Separation anxiety: “it felt like my heart was aching”
As a first time mum, I didn’t really know there was a problem until my daughter was nine months old. I knew I didn’t feel like myself from the very beginning, but I just assumed all new mums felt like that. I also suffered from OCD as a teenager which flared back up after the birth of my first daughter.
The first time I remember feeling separation anxiety was when my daughter was 3 weeks old. I went out without her for a meal with my friends. This was the first time I had left her at home and after about 45 minutes, I started to feel odd. I couldn’t concentrate on the conversation, all I could think about was getting home to her. When I got home all the love rushed through me and I cried as I held her in my arms. In hindsight I wasn’t ready to leave her, I wasn’t ready for my life to resume as it had been before.
In hindsight I wasn't ready to leave her, I wasn't ready for my life to resume as it had been before.
As I watched people with their babies around me it looked much easier for them. I was anxious a lot of the time, striving for perfection and beating myself up if things didn’t go to plan. My friends were able to go out and enjoy evenings without their babies, but I just couldn’t enjoy myself. Mentally, I needed the break because having a newborn is not easy, but every time I was away from her I felt an emptiness in my heart. It was a constant battle for many months.
What did it feel like for you?
It felt like my heart was aching when she was not with me. I wasn’t worried about her because I knew she was being well cared for, but I felt a mixture of guilt and longing.
...every time I was away from her I felt an emptiness in my heart.
For months I compared myself to others and couldn’t understand why I wasn’t able to feel like an individual. Obviously I missed her but it was more than that, it felt like we were somehow meshed together as one person and when we weren’t together, it was like missing an important piece of myself.
Did you feel this way with both your children, or was it more prominent with your first daughter?

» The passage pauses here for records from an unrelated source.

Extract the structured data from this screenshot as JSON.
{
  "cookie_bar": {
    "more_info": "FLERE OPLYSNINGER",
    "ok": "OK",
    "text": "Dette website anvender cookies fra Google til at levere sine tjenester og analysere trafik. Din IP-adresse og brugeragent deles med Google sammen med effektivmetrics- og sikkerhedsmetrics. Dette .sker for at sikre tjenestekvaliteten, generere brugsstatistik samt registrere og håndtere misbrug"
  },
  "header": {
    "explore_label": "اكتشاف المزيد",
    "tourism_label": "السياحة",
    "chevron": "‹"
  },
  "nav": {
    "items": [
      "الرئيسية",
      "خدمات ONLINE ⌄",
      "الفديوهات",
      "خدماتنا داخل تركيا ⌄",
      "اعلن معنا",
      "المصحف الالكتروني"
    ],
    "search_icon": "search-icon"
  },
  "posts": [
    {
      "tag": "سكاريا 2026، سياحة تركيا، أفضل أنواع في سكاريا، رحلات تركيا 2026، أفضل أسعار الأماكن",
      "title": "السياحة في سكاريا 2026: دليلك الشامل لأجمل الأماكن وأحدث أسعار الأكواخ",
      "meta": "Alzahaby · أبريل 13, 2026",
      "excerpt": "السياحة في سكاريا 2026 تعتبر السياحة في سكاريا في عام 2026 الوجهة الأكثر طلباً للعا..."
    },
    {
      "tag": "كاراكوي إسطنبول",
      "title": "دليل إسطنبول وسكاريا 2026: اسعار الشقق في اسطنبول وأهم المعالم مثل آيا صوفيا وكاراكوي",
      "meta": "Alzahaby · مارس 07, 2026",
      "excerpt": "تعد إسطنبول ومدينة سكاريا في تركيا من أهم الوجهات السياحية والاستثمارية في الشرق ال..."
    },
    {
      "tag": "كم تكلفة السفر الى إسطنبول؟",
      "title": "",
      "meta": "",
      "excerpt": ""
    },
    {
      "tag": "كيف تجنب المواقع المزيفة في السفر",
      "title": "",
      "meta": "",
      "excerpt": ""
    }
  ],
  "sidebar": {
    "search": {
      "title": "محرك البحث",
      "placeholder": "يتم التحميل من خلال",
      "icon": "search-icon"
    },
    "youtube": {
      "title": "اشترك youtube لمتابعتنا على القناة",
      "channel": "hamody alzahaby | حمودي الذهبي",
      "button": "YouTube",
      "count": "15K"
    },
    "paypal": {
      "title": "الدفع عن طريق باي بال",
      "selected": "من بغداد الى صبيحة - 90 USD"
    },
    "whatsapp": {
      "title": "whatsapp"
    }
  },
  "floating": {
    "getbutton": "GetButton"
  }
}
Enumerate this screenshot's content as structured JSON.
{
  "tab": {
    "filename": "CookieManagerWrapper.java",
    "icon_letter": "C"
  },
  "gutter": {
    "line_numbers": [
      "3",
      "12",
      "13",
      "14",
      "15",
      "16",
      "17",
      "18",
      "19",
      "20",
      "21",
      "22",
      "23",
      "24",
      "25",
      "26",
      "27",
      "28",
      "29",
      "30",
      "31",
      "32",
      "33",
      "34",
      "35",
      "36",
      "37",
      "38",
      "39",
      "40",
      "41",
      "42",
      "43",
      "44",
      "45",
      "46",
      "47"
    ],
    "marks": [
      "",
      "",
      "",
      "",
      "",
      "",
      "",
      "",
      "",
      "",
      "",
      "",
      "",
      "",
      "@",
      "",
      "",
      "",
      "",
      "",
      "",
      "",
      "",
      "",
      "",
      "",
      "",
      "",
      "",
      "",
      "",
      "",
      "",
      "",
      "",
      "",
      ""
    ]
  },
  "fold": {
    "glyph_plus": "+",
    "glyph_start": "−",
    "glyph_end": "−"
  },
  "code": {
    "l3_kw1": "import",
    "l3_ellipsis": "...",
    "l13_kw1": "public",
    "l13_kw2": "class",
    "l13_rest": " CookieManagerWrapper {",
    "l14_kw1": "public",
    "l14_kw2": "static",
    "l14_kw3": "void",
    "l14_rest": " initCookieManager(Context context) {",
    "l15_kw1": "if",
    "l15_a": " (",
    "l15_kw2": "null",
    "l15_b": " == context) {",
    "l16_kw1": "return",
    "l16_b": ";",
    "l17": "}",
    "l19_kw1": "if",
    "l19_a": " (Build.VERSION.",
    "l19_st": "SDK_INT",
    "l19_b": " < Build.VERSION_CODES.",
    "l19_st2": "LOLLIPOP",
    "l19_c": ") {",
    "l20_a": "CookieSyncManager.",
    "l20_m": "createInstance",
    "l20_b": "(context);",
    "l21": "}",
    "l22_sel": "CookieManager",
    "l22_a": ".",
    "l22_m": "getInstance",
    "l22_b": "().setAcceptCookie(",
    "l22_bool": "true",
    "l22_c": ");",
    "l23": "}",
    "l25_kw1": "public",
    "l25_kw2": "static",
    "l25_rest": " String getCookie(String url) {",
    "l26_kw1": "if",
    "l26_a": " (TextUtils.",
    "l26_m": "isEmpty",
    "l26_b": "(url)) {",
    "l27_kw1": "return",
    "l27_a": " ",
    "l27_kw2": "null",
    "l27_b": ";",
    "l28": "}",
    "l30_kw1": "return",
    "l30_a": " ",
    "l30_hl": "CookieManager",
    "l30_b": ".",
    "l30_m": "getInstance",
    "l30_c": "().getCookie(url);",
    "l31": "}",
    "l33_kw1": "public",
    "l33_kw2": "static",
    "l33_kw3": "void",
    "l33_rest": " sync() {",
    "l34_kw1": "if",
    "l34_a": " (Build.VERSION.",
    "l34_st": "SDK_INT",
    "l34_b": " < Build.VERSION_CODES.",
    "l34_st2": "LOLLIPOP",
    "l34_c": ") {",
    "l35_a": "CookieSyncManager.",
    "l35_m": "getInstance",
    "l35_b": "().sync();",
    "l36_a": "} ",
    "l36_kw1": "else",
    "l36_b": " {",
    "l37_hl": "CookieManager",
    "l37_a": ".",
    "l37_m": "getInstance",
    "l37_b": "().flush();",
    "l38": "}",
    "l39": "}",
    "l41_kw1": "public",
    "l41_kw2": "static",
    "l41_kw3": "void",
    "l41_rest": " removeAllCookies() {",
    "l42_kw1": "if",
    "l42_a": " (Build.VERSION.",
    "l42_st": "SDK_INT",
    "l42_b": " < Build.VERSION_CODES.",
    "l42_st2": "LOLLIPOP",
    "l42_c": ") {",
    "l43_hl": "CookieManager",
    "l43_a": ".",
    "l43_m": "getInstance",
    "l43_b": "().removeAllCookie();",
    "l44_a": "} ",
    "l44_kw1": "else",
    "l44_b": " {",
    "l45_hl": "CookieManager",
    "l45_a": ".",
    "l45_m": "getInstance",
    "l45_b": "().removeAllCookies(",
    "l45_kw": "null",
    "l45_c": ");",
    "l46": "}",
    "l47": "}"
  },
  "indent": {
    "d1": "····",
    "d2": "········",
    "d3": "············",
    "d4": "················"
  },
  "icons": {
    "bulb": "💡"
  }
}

I only experienced separation anxiety with my first daughter. I think this was because first time round I lacked self-trust and set my expectations too high. I relied on advice from other people and books I had read. I believed she had to be in a strict routine, had to fall asleep without being in my arms and that I should be able to pick myself up and continue with life. Second time round I listened to my instincts and did exactly what I thought was right.
I kept her with me, I cuddled her while she slept and only left her when I felt ready. I put my life on hold for longer and lowered my expectations of everything. My counselling helped greatly with my self-trust and I am so glad I worked on this before having my second child.
...I listened to my instincts and did exactly what I thought was right.
How did you manage it?
When my first daughter was nine months I sought counselling. It took me a long time to realise that what I was experiencing, was anxiety. Once I took the first step life gradually became easier. It took a lot of work, both in therapy and at home, for me to feel like a separate individual, but things are much better now. I believe the work I've done with my counsellor has also coached me to help my daughter feel more individual, as I’m quite sure the separation anxiety was from both sides.
Had you experienced separation anxiety as a child, or was the first time with your own children?
I don’t remember experiencing separation anxiety as a child, but then it was a very long time ago!
How do other people react when you exhibit separation anxiety?
As a sufferer of OCD as a teenager, I became rather experienced at hiding my feelings. My husband knew there was a problem and he was very supportive. I've opened up to family members more recently, for most of them it comes as a surprise.
Do you know anyone else who also experiences this?
Yes, another of my friends went through something similar, but we were both in denial so didn’t share experiences until much later on.
What advice would you give to others experiencing separation anxiety?
Anxiety often stems from low self-trust and/or low self-worth as a result of your life experiences. I have changed many things in my life to improve my anxiety, but without a doubt, it was counselling that made the biggest impact for me. If you are putting off having counselling because you are scared it’s going to open up lots of uncomfortable feelings, then I totally understand that.
You are right, it's more than likely going to be uncomfortable, you may cry harder than you knew possible and feel lower at first. But the crying acts as a release and slowly, you should start to free yourself up for more positive things.
I have changed many things in my life to improve my anxiety, but without a doubt it was counselling that made the biggest impact for me.